Problem details
Copy out all the records, word for word.
──────── Source records ────────
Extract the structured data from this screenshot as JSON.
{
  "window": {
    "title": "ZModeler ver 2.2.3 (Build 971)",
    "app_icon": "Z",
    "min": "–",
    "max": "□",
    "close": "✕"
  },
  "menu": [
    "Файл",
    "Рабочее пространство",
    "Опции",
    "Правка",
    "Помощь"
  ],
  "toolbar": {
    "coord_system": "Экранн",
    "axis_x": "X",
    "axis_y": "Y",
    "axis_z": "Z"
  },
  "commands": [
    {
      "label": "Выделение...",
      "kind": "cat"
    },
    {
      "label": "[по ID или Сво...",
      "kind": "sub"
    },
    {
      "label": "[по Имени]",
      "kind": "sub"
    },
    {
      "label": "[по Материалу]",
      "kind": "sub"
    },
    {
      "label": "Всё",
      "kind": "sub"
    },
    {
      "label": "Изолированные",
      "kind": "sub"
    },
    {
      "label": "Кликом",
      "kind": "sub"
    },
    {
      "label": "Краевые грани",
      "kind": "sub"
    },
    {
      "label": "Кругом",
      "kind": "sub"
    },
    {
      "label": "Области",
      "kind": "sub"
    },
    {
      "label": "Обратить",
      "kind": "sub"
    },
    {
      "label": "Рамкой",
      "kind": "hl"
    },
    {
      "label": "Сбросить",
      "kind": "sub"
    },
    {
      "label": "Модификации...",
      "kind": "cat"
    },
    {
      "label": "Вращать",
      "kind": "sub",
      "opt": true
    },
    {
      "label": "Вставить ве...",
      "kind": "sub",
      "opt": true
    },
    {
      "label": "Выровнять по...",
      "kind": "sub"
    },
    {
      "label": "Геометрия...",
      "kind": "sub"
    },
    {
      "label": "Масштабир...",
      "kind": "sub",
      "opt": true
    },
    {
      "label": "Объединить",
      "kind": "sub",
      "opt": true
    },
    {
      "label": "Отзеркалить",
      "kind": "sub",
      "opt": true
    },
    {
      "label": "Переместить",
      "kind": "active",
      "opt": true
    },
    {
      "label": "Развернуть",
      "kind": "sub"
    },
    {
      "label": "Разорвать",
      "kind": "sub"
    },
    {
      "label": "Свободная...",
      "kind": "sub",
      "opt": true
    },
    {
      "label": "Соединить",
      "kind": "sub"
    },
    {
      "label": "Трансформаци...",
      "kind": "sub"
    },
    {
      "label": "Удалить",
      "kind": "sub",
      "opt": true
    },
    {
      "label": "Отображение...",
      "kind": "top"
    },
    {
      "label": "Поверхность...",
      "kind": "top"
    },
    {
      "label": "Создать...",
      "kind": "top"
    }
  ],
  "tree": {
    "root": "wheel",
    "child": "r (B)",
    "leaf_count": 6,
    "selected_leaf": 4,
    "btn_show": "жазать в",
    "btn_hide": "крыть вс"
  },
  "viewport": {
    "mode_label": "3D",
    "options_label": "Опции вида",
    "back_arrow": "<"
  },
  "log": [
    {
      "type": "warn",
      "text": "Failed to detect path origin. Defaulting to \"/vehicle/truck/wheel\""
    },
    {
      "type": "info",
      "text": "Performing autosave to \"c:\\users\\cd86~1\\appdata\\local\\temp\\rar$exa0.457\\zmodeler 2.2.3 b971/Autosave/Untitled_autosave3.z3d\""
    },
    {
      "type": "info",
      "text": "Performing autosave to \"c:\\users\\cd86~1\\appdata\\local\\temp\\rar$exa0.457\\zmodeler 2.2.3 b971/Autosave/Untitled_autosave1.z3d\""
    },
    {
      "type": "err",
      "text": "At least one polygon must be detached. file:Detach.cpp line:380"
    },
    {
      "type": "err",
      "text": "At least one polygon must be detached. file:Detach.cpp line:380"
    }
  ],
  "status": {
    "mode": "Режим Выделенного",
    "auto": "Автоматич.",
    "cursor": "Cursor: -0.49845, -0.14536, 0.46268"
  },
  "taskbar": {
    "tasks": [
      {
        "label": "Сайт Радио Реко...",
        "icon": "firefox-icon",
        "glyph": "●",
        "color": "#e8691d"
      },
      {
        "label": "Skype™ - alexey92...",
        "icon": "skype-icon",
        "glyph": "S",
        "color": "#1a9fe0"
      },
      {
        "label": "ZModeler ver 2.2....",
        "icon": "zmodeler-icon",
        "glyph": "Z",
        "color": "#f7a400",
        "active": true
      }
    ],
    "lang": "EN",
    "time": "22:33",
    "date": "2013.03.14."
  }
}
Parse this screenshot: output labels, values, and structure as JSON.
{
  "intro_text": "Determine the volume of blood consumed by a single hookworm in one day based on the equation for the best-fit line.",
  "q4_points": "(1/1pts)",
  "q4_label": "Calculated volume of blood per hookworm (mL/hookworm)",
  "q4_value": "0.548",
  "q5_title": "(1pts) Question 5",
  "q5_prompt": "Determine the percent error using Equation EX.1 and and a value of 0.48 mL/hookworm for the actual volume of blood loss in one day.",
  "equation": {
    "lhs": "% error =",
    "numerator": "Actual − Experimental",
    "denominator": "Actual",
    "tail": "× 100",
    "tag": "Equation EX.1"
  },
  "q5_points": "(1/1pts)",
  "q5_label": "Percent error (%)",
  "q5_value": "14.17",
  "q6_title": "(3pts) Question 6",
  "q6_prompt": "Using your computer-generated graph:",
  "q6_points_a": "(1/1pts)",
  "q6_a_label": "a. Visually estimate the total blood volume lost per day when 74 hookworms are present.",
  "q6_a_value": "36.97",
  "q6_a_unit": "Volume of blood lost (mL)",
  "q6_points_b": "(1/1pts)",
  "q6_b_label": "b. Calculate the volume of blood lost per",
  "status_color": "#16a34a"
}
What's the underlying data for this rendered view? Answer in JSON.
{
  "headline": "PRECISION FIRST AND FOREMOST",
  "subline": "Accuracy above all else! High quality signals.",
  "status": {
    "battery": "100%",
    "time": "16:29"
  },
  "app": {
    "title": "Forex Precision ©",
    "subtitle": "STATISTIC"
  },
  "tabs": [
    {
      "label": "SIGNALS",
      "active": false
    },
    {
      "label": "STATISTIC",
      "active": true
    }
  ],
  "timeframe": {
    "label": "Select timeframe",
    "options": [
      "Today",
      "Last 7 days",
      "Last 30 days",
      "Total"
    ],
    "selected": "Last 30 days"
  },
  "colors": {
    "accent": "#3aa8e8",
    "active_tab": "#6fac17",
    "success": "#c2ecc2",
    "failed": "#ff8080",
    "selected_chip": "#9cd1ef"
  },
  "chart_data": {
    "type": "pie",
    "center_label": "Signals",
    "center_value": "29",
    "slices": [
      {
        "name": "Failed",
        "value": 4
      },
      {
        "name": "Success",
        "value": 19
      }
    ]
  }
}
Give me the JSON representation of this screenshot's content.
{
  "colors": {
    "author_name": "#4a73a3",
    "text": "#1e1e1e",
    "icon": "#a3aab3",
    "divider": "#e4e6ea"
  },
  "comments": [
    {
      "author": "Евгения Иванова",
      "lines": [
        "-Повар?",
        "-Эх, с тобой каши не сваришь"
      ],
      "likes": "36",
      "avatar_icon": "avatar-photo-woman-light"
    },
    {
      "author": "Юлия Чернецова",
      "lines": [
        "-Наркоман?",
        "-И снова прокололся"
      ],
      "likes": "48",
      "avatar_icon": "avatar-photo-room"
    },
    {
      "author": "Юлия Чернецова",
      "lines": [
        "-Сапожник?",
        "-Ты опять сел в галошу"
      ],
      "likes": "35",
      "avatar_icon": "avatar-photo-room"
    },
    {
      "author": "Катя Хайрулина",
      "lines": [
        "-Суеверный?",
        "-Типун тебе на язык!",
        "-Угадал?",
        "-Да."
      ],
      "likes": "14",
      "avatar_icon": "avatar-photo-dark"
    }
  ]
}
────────
Task solution
Extract the structured data from this screenshot as JSON.
{
  "window": {
    "title": "ZModeler ver 2.2.3 (Build 971)",
    "app_icon": "Z",
    "min": "–",
    "max": "□",
    "close": "✕"
  },
  "menu": [
    "Файл",
    "Рабочее пространство",
    "Опции",
    "Правка",
    "Помощь"
  ],
  "toolbar": {
    "coord_system": "Экранн",
    "axis_x": "X",
    "axis_y": "Y",
    "axis_z": "Z"
  },
  "commands": [
    {
      "label": "Выделение...",
      "kind": "cat"
    },
    {
      "label": "[по ID или Сво...",
      "kind": "sub"
    },
    {
      "label": "[по Имени]",
      "kind": "sub"
    },
    {
      "label": "[по Материалу]",
      "kind": "sub"
    },
    {
      "label": "Всё",
      "kind": "sub"
    },
    {
      "label": "Изолированные",
      "kind": "sub"
    },
    {
      "label": "Кликом",
      "kind": "sub"
    },
    {
      "label": "Краевые грани",
      "kind": "sub"
    },
    {
      "label": "Кругом",
      "kind": "sub"
    },
    {
      "label": "Области",
      "kind": "sub"
    },
    {
      "label": "Обратить",
      "kind": "sub"
    },
    {
      "label": "Рамкой",
      "kind": "hl"
    },
    {
      "label": "Сбросить",
      "kind": "sub"
    },
    {
      "label": "Модификации...",
      "kind": "cat"
    },
    {
      "label": "Вращать",
      "kind": "sub",
      "opt": true
    },
    {
      "label": "Вставить ве...",
      "kind": "sub",
      "opt": true
    },
    {
      "label": "Выровнять по...",
      "kind": "sub"
    },
    {
      "label": "Геометрия...",
      "kind": "sub"
    },
    {
      "label": "Масштабир...",
      "kind": "sub",
      "opt": true
    },
    {
      "label": "Объединить",
      "kind": "sub",
      "opt": true
    },
    {
      "label": "Отзеркалить",
      "kind": "sub",
      "opt": true
    },
    {
      "label": "Переместить",
      "kind": "active",
      "opt": true
    },
    {
      "label": "Развернуть",
      "kind": "sub"
    },
    {
      "label": "Разорвать",
      "kind": "sub"
    },
    {
      "label": "Свободная...",
      "kind": "sub",
      "opt": true
    },
    {
      "label": "Соединить",
      "kind": "sub"
    },
    {
      "label": "Трансформаци...",
      "kind": "sub"
    },
    {
      "label": "Удалить",
      "kind": "sub",
      "opt": true
    },
    {
      "label": "Отображение...",
      "kind": "top"
    },
    {
      "label": "Поверхность...",
      "kind": "top"
    },
    {
      "label": "Создать...",
      "kind": "top"
    }
  ],
  "tree": {
    "root": "wheel",
    "child": "r (B)",
    "leaf_count": 6,
    "selected_leaf": 4,
    "btn_show": "жазать в",
    "btn_hide": "крыть вс"
  },
  "viewport": {
    "mode_label": "3D",
    "options_label": "Опции вида",
    "back_arrow": "<"
  },
  "log": [
    {
      "type": "warn",
      "text": "Failed to detect path origin. Defaulting to \"/vehicle/truck/wheel\""
    },
    {
      "type": "info",
      "text": "Performing autosave to \"c:\\users\\cd86~1\\appdata\\local\\temp\\rar$exa0.457\\zmodeler 2.2.3 b971/Autosave/Untitled_autosave3.z3d\""
    },
    {
      "type": "info",
      "text": "Performing autosave to \"c:\\users\\cd86~1\\appdata\\local\\temp\\rar$exa0.457\\zmodeler 2.2.3 b971/Autosave/Untitled_autosave1.z3d\""
    },
    {
      "type": "err",
      "text": "At least one polygon must be detached. file:Detach.cpp line:380"
    },
    {
      "type": "err",
      "text": "At least one polygon must be detached. file:Detach.cpp line:380"
    }
  ],
  "status": {
    "mode": "Режим Выделенного",
    "auto": "Автоматич.",
    "cursor": "Cursor: -0.49845, -0.14536, 0.46268"
  },
  "taskbar": {
    "tasks": [
      {
        "label": "Сайт Радио Реко...",
        "icon": "firefox-icon",
        "glyph": "●",
        "color": "#e8691d"
      },
      {
        "label": "Skype™ - alexey92...",
        "icon": "skype-icon",
        "glyph": "S",
        "color": "#1a9fe0"
      },
      {
        "label": "ZModeler ver 2.2....",
        "icon": "zmodeler-icon",
        "glyph": "Z",
        "color": "#f7a400",
        "active": true
      }
    ],
    "lang": "EN",
    "time": "22:33",
    "date": "2013.03.14."
  }
}
Parse this screenshot: output labels, values, and structure as JSON.
{
  "intro_text": "Determine the volume of blood consumed by a single hookworm in one day based on the equation for the best-fit line.",
  "q4_points": "(1/1pts)",
  "q4_label": "Calculated volume of blood per hookworm (mL/hookworm)",
  "q4_value": "0.548",
  "q5_title": "(1pts) Question 5",
  "q5_prompt": "Determine the percent error using Equation EX.1 and and a value of 0.48 mL/hookworm for the actual volume of blood loss in one day.",
  "equation": {
    "lhs": "% error =",
    "numerator": "Actual − Experimental",
    "denominator": "Actual",
    "tail": "× 100",
    "tag": "Equation EX.1"
  },
  "q5_points": "(1/1pts)",
  "q5_label": "Percent error (%)",
  "q5_value": "14.17",
  "q6_title": "(3pts) Question 6",
  "q6_prompt": "Using your computer-generated graph:",
  "q6_points_a": "(1/1pts)",
  "q6_a_label": "a. Visually estimate the total blood volume lost per day when 74 hookworms are present.",
  "q6_a_value": "36.97",
  "q6_a_unit": "Volume of blood lost (mL)",
  "q6_points_b": "(1/1pts)",
  "q6_b_label": "b. Calculate the volume of blood lost per",
  "status_color": "#16a34a"
}
What's the underlying data for this rendered view? Answer in JSON.
{
  "headline": "PRECISION FIRST AND FOREMOST",
  "subline": "Accuracy above all else! High quality signals.",
  "status": {
    "battery": "100%",
    "time": "16:29"
  },
  "app": {
    "title": "Forex Precision ©",
    "subtitle": "STATISTIC"
  },
  "tabs": [
    {
      "label": "SIGNALS",
      "active": false
    },
    {
      "label": "STATISTIC",
      "active": true
    }
  ],
  "timeframe": {
    "label": "Select timeframe",
    "options": [
      "Today",
      "Last 7 days",
      "Last 30 days",
      "Total"
    ],
    "selected": "Last 30 days"
  },
  "colors": {
    "accent": "#3aa8e8",
    "active_tab": "#6fac17",
    "success": "#c2ecc2",
    "failed": "#ff8080",
    "selected_chip": "#9cd1ef"
  },
  "chart_data": {
    "type": "pie",
    "center_label": "Signals",
    "center_value": "29",
    "slices": [
      {
        "name": "Failed",
        "value": 4
      },
      {
        "name": "Success",
        "value": 19
      }
    ]
  }
}
Give me the JSON representation of this screenshot's content.
{
  "colors": {
    "author_name": "#4a73a3",
    "text": "#1e1e1e",
    "icon": "#a3aab3",
    "divider": "#e4e6ea"
  },
  "comments": [
    {
      "author": "Евгения Иванова",
      "lines": [
        "-Повар?",
        "-Эх, с тобой каши не сваришь"
      ],
      "likes": "36",
      "avatar_icon": "avatar-photo-woman-light"
    },
    {
      "author": "Юлия Чернецова",
      "lines": [
        "-Наркоман?",
        "-И снова прокололся"
      ],
      "likes": "48",
      "avatar_icon": "avatar-photo-room"
    },
    {
      "author": "Юлия Чернецова",
      "lines": [
        "-Сапожник?",
        "-Ты опять сел в галошу"
      ],
      "likes": "35",
      "avatar_icon": "avatar-photo-room"
    },
    {
      "author": "Катя Хайрулина",
      "lines": [
        "-Суеверный?",
        "-Типун тебе на язык!",
        "-Угадал?",
        "-Да."
      ],
      "likes": "14",
      "avatar_icon": "avatar-photo-dark"
    }
  ]
}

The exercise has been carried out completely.